B.C. judge strikes down medical marijuana rules
A Feb. 10, 2012 photo shows medical marijuana growing in a Matthew Huron owned grow house in Denver. (AP Photo/Ed Andrieski)
The Canadian Press
Published Friday, April 13, 2012 6:58PM EDT
VICTORIA - A judge in Victoria has ruled it's unconstitutional to prevent medical marijuana users from eating pot cookies, but the man whose case prompted the decision will still face trial.
B.C. Supreme Court Judge Robert Johnston has ruled sections of the federal regulations governing medical marijuana violate the charter because they limit legal use of the drug to its dried form.
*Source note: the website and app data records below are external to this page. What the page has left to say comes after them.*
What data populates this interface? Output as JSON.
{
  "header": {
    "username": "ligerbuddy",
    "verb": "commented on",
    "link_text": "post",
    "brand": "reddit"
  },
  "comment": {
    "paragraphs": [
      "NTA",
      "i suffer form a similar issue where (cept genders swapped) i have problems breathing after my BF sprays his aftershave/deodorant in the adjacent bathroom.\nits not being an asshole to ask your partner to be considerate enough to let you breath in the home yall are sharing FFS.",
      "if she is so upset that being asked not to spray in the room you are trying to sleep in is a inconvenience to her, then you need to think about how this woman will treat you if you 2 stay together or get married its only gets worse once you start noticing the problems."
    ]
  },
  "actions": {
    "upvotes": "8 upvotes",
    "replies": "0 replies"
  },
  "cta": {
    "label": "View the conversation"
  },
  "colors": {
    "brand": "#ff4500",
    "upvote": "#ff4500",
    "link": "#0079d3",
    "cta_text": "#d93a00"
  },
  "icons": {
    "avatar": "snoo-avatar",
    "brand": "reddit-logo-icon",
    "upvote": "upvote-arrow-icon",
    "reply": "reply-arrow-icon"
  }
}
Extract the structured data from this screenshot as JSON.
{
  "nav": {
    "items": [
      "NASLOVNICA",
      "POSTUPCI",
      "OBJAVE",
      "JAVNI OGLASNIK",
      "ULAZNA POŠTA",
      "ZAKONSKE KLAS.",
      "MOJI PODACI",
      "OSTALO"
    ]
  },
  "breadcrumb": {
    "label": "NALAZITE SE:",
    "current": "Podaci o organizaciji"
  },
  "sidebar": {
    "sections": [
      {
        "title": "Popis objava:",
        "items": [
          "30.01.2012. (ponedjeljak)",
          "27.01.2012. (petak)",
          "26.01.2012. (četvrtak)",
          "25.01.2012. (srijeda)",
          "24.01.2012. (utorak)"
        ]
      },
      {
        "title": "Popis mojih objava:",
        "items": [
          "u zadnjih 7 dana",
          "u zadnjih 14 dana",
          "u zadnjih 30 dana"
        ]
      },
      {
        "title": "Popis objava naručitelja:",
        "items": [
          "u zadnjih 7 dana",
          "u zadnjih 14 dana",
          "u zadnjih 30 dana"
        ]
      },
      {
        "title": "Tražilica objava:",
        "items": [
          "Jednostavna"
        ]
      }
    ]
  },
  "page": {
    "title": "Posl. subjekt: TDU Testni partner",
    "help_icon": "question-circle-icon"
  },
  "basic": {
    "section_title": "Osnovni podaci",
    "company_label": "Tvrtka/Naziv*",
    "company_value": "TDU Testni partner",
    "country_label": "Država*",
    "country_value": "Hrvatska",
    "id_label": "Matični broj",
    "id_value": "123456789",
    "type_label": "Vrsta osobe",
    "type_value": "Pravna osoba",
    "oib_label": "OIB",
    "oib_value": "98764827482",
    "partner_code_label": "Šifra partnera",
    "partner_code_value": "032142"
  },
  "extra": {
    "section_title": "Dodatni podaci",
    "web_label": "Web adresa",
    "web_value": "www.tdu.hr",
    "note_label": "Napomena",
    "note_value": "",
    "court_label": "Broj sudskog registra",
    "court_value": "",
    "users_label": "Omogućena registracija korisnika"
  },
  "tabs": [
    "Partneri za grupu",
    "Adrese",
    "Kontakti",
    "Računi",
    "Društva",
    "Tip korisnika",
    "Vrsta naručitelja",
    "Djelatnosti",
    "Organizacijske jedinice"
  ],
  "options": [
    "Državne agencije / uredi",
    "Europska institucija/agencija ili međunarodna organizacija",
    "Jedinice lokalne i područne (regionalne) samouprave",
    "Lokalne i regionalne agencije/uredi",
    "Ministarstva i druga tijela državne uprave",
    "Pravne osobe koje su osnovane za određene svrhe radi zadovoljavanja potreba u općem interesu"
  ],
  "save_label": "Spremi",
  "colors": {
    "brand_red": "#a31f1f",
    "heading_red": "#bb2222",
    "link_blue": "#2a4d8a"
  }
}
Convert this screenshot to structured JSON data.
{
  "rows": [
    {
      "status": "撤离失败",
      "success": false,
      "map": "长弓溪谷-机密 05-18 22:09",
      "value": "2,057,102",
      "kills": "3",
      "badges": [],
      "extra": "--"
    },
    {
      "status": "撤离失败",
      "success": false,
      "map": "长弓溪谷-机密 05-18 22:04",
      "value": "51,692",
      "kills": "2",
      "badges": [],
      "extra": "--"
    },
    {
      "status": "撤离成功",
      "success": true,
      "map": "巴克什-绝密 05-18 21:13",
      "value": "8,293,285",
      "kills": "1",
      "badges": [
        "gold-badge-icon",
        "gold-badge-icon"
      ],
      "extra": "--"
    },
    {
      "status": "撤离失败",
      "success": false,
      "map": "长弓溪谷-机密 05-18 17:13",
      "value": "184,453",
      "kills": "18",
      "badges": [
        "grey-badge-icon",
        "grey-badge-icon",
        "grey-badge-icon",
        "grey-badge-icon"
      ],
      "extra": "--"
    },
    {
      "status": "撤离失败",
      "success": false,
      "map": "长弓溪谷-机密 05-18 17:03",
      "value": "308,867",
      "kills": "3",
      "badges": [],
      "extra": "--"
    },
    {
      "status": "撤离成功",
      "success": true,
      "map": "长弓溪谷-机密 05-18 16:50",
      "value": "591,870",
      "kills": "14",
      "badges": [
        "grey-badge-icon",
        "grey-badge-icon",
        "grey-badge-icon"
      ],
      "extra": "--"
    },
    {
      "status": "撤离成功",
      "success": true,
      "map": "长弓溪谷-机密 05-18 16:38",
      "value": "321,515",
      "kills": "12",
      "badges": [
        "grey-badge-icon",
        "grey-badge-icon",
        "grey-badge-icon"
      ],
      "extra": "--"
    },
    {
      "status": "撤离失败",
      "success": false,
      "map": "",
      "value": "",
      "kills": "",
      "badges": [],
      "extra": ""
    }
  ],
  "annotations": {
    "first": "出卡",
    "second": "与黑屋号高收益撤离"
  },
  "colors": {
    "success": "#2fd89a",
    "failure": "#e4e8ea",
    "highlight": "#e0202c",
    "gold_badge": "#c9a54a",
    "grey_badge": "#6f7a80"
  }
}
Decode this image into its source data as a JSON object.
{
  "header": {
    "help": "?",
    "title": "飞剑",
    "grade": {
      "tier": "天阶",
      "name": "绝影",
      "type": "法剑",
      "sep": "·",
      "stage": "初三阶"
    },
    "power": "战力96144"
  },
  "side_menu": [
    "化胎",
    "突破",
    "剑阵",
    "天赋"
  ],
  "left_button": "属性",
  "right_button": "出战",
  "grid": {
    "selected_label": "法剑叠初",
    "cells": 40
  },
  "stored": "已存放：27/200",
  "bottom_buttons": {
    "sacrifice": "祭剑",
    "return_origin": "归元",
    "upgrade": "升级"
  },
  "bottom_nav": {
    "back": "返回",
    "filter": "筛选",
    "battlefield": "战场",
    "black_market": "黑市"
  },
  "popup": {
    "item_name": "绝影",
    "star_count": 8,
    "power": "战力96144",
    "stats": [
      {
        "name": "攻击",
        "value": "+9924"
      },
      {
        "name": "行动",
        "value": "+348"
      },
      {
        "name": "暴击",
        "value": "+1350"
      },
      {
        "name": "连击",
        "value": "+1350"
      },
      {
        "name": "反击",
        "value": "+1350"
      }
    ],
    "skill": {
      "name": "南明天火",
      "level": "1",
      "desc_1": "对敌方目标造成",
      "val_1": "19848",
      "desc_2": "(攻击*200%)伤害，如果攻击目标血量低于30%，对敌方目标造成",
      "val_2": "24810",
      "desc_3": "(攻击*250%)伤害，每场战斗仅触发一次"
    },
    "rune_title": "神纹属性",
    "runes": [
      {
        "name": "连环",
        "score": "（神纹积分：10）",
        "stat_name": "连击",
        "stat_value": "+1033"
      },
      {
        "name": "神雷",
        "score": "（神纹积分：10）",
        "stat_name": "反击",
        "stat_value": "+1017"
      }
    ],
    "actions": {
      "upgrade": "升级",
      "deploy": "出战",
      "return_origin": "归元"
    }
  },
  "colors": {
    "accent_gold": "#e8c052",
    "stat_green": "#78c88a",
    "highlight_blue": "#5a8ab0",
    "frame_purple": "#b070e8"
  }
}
Johnston said the Marijuana Medical Access Regulations wrongly prevent licensed marijuana patients from using pot in other forms, such as oils in baked goods.
The ruling stems from a case involving Owen Smith, head baker for the Cannabis Buyers' Club of Canada, who was charged with possessing and trafficking in marijuana for baking pot-laced cookies for distribution to medical marijuana users. His lawyer argued the medical marijuana regulations violated Smith's rights.
Despite the ruling, Johnston said Smith will still face the drug charges because he didn't have the authorization to produce the cookies.
Smith's lawyer explained that the ruling deletes the word "dried" from the medical marijuana rules.
"Justice Johnston did declare that the law restricting medical possession and production of cannabis to dried form only did violate the charter," said Kirk Tousaw.
Johnston had yet to rule on whether the decision takes effect immediately or whether Parliament will be given time to rewrite the regulations. The ruling would only apply in B.C. unless the case is eventually appealed to the Supreme Court of Canada.
Smith's jury trial is scheduled to begin April 25.
Smith said he hopes a jury will agree making an edible marijuana product is better for people relying on the drug for medical reasons.
"It's hard to think that somebody would want to deny somebody a safer form for medicating," said Smith.
The current rules are "essentially forcing sick people to smoke, and that's against most people's common sense," he said.